_Description of the task_: Every line below that has the string "icon" adds one to the count. Give that count by itself.

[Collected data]
-- Opening Marker --

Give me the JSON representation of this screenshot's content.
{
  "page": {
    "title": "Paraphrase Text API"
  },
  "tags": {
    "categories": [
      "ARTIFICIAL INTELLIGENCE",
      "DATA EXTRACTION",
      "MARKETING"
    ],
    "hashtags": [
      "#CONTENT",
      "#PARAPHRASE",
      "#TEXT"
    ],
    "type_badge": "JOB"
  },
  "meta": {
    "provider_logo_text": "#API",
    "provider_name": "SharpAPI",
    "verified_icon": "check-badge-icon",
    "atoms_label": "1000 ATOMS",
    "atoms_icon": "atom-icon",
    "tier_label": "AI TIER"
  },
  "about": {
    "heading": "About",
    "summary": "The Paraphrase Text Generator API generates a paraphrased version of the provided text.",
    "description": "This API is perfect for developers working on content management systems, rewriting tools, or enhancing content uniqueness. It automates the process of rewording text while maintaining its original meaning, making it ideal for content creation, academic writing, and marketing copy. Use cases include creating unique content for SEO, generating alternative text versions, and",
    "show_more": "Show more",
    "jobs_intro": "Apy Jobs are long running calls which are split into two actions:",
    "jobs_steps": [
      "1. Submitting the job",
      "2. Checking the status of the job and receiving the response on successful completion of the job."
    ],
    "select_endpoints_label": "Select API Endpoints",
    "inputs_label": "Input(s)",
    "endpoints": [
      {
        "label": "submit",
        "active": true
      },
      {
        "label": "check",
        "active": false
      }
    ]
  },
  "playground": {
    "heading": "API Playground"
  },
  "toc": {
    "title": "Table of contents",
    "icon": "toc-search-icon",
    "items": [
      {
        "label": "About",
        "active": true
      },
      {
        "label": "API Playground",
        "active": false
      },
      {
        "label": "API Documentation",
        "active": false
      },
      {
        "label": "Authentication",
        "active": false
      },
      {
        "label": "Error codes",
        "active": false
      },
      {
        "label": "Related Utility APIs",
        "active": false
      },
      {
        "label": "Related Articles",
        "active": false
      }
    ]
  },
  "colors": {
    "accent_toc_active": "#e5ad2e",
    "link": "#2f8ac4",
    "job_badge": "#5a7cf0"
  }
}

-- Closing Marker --

_Your solution_: 3